This test conforms to the American Society for Testing & Materials (ASTM) E-1907-04 & F-1869-04.
The calcium chloride moisture vapor emission test was developed in the 1950’s to quantify the volume of water vapor emitting from a 1,000 square foot area of concrete slab surface over 24hours. This test is directly specified by the vast majority of the Floor Covering Industry as the primary measure of moisture acceptability for floor covering/coating installation.
Use this test to model the volume of moisture that emits from 1,000 square feet of slab surface in 24 hours. The result is expressed as ‘pounds’ which is the equivalent weight of water, emitted as vapor, over 1,000 square feet in 24 hours. Use this result to compare decide whether a moisture vapor barrier is required or not.

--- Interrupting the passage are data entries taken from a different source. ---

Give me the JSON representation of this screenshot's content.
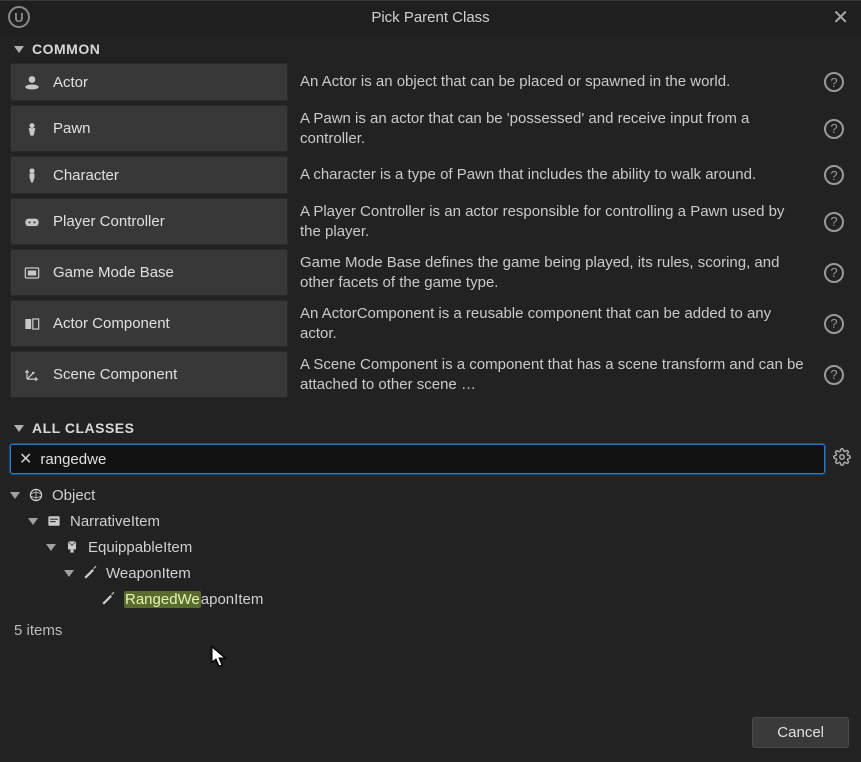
{
  "window": {
    "title": "Pick Parent Class"
  },
  "sections": {
    "common_label": "COMMON",
    "all_classes_label": "ALL CLASSES"
  },
  "common": [
    {
      "icon": "actor",
      "label": "Actor",
      "desc": "An Actor is an object that can be placed or spawned in the world."
    },
    {
      "icon": "pawn",
      "label": "Pawn",
      "desc": "A Pawn is an actor that can be 'possessed' and receive input from a controller."
    },
    {
      "icon": "character",
      "label": "Character",
      "desc": "A character is a type of Pawn that includes the ability to walk around."
    },
    {
      "icon": "controller",
      "label": "Player Controller",
      "desc": "A Player Controller is an actor responsible for controlling a Pawn used by the player."
    },
    {
      "icon": "gamemode",
      "label": "Game Mode Base",
      "desc": "Game Mode Base defines the game being played, its rules, scoring, and other facets of the game type."
    },
    {
      "icon": "actorcomp",
      "label": "Actor Component",
      "desc": "An ActorComponent is a reusable component that can be added to any actor."
    },
    {
      "icon": "scenecomp",
      "label": "Scene Component",
      "desc": "A Scene Component is a component that has a scene transform and can be attached to other scene …"
    }
  ],
  "search": {
    "value": "rangedwe"
  },
  "tree": [
    {
      "depth": 0,
      "icon": "object",
      "label": "Object",
      "expandable": true
    },
    {
      "depth": 1,
      "icon": "narrative",
      "label": "NarrativeItem",
      "expandable": true
    },
    {
      "depth": 2,
      "icon": "equip",
      "label": "EquippableItem",
      "expandable": true
    },
    {
      "depth": 3,
      "icon": "weapon",
      "label": "WeaponItem",
      "expandable": true
    },
    {
      "depth": 4,
      "icon": "weapon",
      "label": "RangedWeaponItem",
      "expandable": false,
      "highlight_prefix": "RangedWe",
      "highlight_suffix": "aponItem"
    }
  ],
  "item_count": "5 items",
  "buttons": {
    "cancel": "Cancel"
  }
}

This test required the use of a gram-weight scale with a gradation of 1/10th (0.1) gram. The calcium chloride container is weighed before 5nd after exposure to the concrete slab. It is highly recommended that the test be weighed prior to, and directly after exposure on the same scale. This is a very sensitive and highly accurate test when conducted properly. Differences between two scales and extended time between weighing can offset the test result.
DO NOT conduct this test unless the building environment is representative of the actual working climate. While the test can measure moisture in a wide range of building climates, the results are only meaningful when conducted in a similar building environment as the finished floor system. Obtaining meaningful results is only possible when test are conducted in a representative interior climate. Please refer to ASTM documents for details.
Calcium Chloride Moisture Test Procedure
1. plan your test carefully
Before you test, make sure you have basic tools for cleaning the slab including a scraper and wire brush. Make sure you have a quality gram scale and a proper supply of test kits. Ensure building climate is between 65°F – 85°F with relative humidity between 40-60% for at least 48hours prior to and during testing.
2. prepare your test site (s)
The slab must be clean of debris and adhesive residue. Shot-blast, grind or wire-brush slab clean. Remove dust thoroughly. Do not use chemicals of any kind to clean the floor. Avoid test locations near cracks or joints, or in direct sunlight. Prepare 3 test sites for the first 1,000 square foot and include 1 more test for each additional 1,000 square foot area.
3. record starting values
Read the warming label on package and the open the container bag. Set the entire tape-sealed dish on the gram scale and record its weight on the dish lid and on the test bit booklet. Record the starting date and time as well. Ensure that the same scale will be available for re-weihing the dish, or the validity of this test will be compromised.
4. carefully open container
Remove the blue vinyl tape from the dish. Be careful not to lose the tape as you will need it to reseal the dish later. Store the dish lid carefully and stick the tape along the side of the plastic dome to keep it safe. Some people prefer to tape the dish’s lid to the inside of the dome where it can be read through the top. Do not touch or spill the calcium chloride.
5. place the test kit
Place the open dish on the slab making sure the calcium chloride inside is fairly level. Do not set the kit directly over a control joint or crack. Remove the white paper on the dome, and center the dome over the dish. The only moisture must be within the 70 square inch area of the dome that is in contact with the concrete slab.
6. seal the dome to slab
Using the handle of your wire brush or other tool, firmly squash the gasket under the flanges of the dome. The ideal installation will seat the outer flame of the dome to the slab. Then the gasket material will move to line up with the inside edge of the dome. Place your hand over the dome and gently apply pressure. There should be no leaks in the gasket.
7. expose the test properly
Place the optional safety cone over the dome and let the test remain undisturbed for 60 to 72 hours. Most manufacturers of flooring products recommend at least one kit per 1,000/ square foot. The test only measures a small area of slab surface and moisture levels can vary greatly over 1,000 square foot. Test several areas whenever possible.
8. terminate test & calculate
After 60 to 72 hours, cut open the dome and carefully retrieve the dish. Replace the lid and seal it back up with the blue tape. Weigh the dish again on the same gram scale. Record the ending weight, date and time on the dish lid as well as on the test kit booklet.
Download the worksheet below to calculate the test results.
Photos Courtesy: Dominic Cardone, Cocnrete Impressionist